When John Constantine muses “I need something to kick my arse and get me moving… to give me a jolt”, he should be more careful what he wishes for. Like ‘The Horrorist’ in The Devil You Know, this is a story that begins with Constantine removed from his comfort zone, roughing it in the countryside, where he becomes involved with a travelling community. This is a sympathetic treatment of a group still vilified by Britain’s right wing press, kindly, welcoming and somewhat disorienting for Constantine, whose usual defence mechanisms are shrugged off. Delano runs through the full lifestyle process and drawbacks before heading into the main story. It fits the cynical world in which Constantine operates, where the establishment is never to be trusted and considers ordinary people dispensable, particularly when they’re looking to empower themselves via exploitation of ancient forces.
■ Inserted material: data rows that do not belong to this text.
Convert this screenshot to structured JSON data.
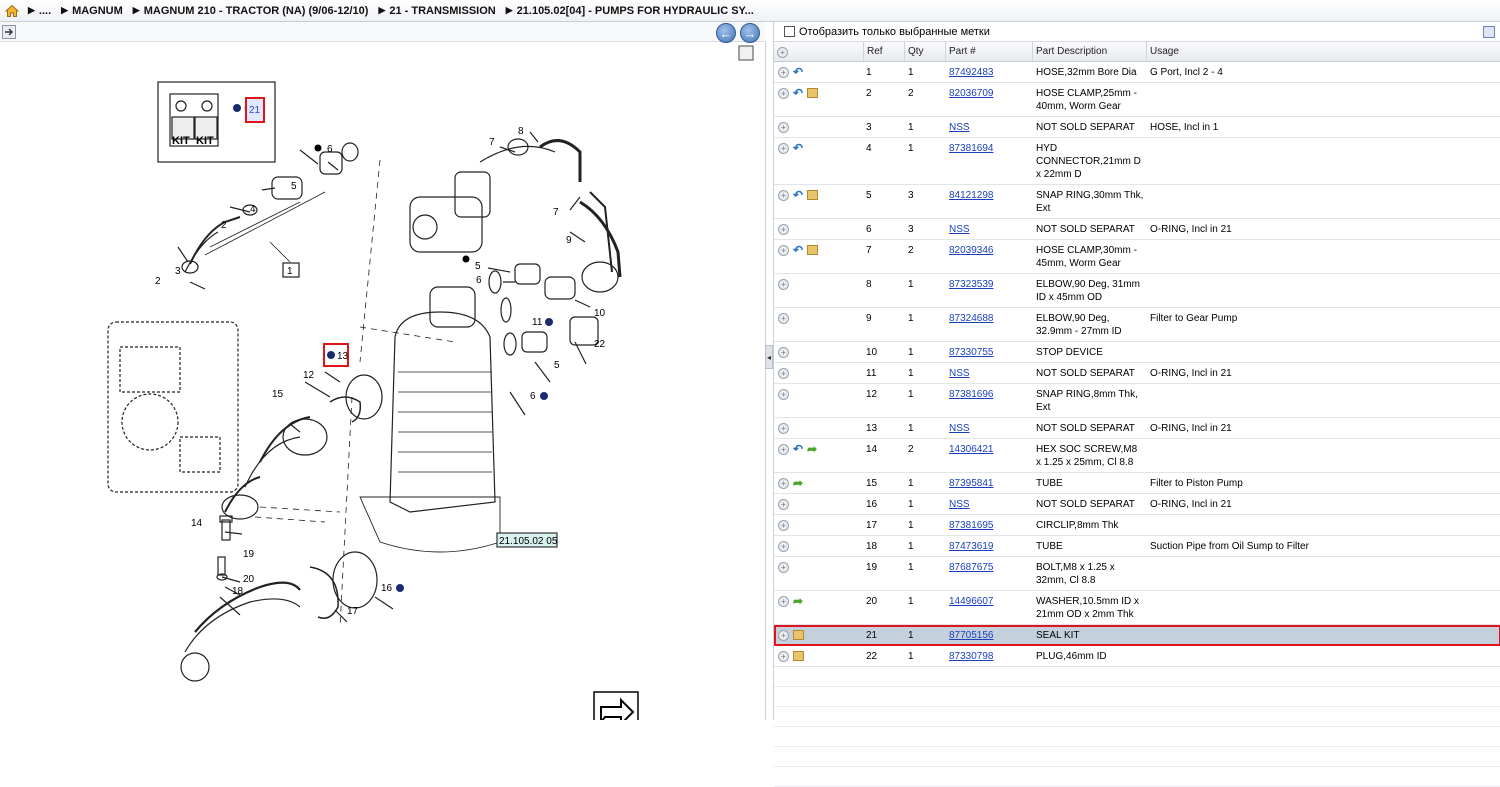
{
  "breadcrumb": {
    "items": [
      "....",
      "MAGNUM",
      "MAGNUM 210 - TRACTOR (NA) (9/06-12/10)",
      "21 - TRANSMISSION",
      "21.105.02[04] - PUMPS FOR HYDRAULIC SY..."
    ]
  },
  "left_panel": {
    "nav_prev": "←",
    "nav_next": "→",
    "diagram": {
      "kit_text_1": "KIT",
      "kit_text_2": "KIT",
      "kit_ref": "21",
      "ref_label": "21.105.02 05",
      "callouts": [
        "1",
        "2",
        "2",
        "3",
        "4",
        "5",
        "6",
        "7",
        "8",
        "7",
        "9",
        "5",
        "6",
        "10",
        "11",
        "22",
        "5",
        "6",
        "13",
        "12",
        "15",
        "14",
        "19",
        "20",
        "18",
        "16",
        "17"
      ]
    }
  },
  "right_panel": {
    "filter_label": "Отобразить только выбранные метки",
    "columns": [
      "",
      "Ref",
      "Qty",
      "Part #",
      "Part Description",
      "Usage"
    ],
    "rows": [
      {
        "icons": [
          "undo"
        ],
        "ref": "1",
        "qty": "1",
        "part": "87492483",
        "desc": "HOSE,32mm Bore Dia",
        "usage": "G Port, Incl 2 - 4"
      },
      {
        "icons": [
          "undo",
          "box"
        ],
        "ref": "2",
        "qty": "2",
        "part": "82036709",
        "desc": "HOSE CLAMP,25mm - 40mm, Worm Gear",
        "usage": ""
      },
      {
        "icons": [],
        "ref": "3",
        "qty": "1",
        "part": "NSS",
        "desc": "NOT SOLD SEPARAT",
        "usage": "HOSE, Incl in 1"
      },
      {
        "icons": [
          "undo"
        ],
        "ref": "4",
        "qty": "1",
        "part": "87381694",
        "desc": "HYD CONNECTOR,21mm D x 22mm D",
        "usage": ""
      },
      {
        "icons": [
          "undo",
          "box"
        ],
        "ref": "5",
        "qty": "3",
        "part": "84121298",
        "desc": "SNAP RING,30mm Thk, Ext",
        "usage": ""
      },
      {
        "icons": [],
        "ref": "6",
        "qty": "3",
        "part": "NSS",
        "desc": "NOT SOLD SEPARAT",
        "usage": "O-RING, Incl in 21"
      },
      {
        "icons": [
          "undo",
          "box"
        ],
        "ref": "7",
        "qty": "2",
        "part": "82039346",
        "desc": "HOSE CLAMP,30mm - 45mm, Worm Gear",
        "usage": ""
      },
      {
        "icons": [],
        "ref": "8",
        "qty": "1",
        "part": "87323539",
        "desc": "ELBOW,90 Deg, 31mm ID x 45mm OD",
        "usage": ""
      },
      {
        "icons": [],
        "ref": "9",
        "qty": "1",
        "part": "87324688",
        "desc": "ELBOW,90 Deg, 32.9mm - 27mm ID",
        "usage": "Filter to Gear Pump"
      },
      {
        "icons": [],
        "ref": "10",
        "qty": "1",
        "part": "87330755",
        "desc": "STOP DEVICE",
        "usage": ""
      },
      {
        "icons": [],
        "ref": "11",
        "qty": "1",
        "part": "NSS",
        "desc": "NOT SOLD SEPARAT",
        "usage": "O-RING,  Incl in 21"
      },
      {
        "icons": [],
        "ref": "12",
        "qty": "1",
        "part": "87381696",
        "desc": "SNAP RING,8mm Thk, Ext",
        "usage": ""
      },
      {
        "icons": [],
        "ref": "13",
        "qty": "1",
        "part": "NSS",
        "desc": "NOT SOLD SEPARAT",
        "usage": "O-RING, Incl in 21"
      },
      {
        "icons": [
          "undo",
          "fwd"
        ],
        "ref": "14",
        "qty": "2",
        "part": "14306421",
        "desc": "HEX SOC SCREW,M8 x 1.25 x 25mm, Cl 8.8",
        "usage": ""
      },
      {
        "icons": [
          "fwd"
        ],
        "ref": "15",
        "qty": "1",
        "part": "87395841",
        "desc": "TUBE",
        "usage": "Filter to Piston Pump"
      },
      {
        "icons": [],
        "ref": "16",
        "qty": "1",
        "part": "NSS",
        "desc": "NOT SOLD SEPARAT",
        "usage": "O-RING, Incl in 21"
      },
      {
        "icons": [],
        "ref": "17",
        "qty": "1",
        "part": "87381695",
        "desc": "CIRCLIP,8mm Thk",
        "usage": ""
      },
      {
        "icons": [],
        "ref": "18",
        "qty": "1",
        "part": "87473619",
        "desc": "TUBE",
        "usage": "Suction Pipe from Oil Sump to Filter"
      },
      {
        "icons": [],
        "ref": "19",
        "qty": "1",
        "part": "87687675",
        "desc": "BOLT,M8 x 1.25 x 32mm, Cl 8.8",
        "usage": ""
      },
      {
        "icons": [
          "fwd"
        ],
        "ref": "20",
        "qty": "1",
        "part": "14496607",
        "desc": "WASHER,10.5mm ID x 21mm OD x 2mm Thk",
        "usage": ""
      },
      {
        "icons": [
          "box"
        ],
        "ref": "21",
        "qty": "1",
        "part": "87705156",
        "desc": "SEAL KIT",
        "usage": "",
        "selected": true
      },
      {
        "icons": [
          "box"
        ],
        "ref": "22",
        "qty": "1",
        "part": "87330798",
        "desc": "PLUG,46mm ID",
        "usage": ""
      }
    ]
  }
}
It’s a shame a single artist doesn’t handle the entirety of ‘The Fear Machine’, but it’s also easy to see how the detailed and precise work of Richard Piers Rayner was never going to meet monthly deadlines on a regular basis. His opening chapters are very nice, open and pastoral. The middle chapter drawn by Mike Hoffman finally explains what the sinister forces are up to, and Mark Buckingham puts in an impressive turn when stepping up from inking to pencilling over the final five chapters. He’s a visual chameleon, drawing from John Ridgway’s urban environments as seen in Original Sins, then moving into a passable approximation of Rayner’s style for other elements.
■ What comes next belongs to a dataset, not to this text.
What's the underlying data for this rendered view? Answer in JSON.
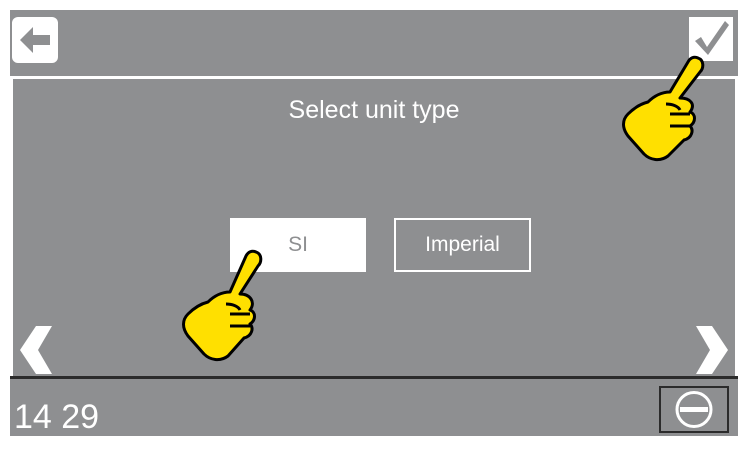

Truth be told, ‘The Fear Machine’ drags on too long. The way Delano keeps introducing new characters is interesting, as is the way he works them into events, and there’s some nice foreshadowing and symbolism, but throwing the freemasons in toward the end is when the story finally snaps from an addition too far. An end point has always been the restoration of Constantine, and while the actual ending is attuned to themes established throughout, it’s unconvincing and drifts too close to cliché for comfort. Also, having drawn everything to a close, Delano can’t make his excuses and leave fast enough. There’s no post coital wind down, just a sharp exit, which is certainly in character for Constantine, but unsatisfying for readers. The Family Man is next.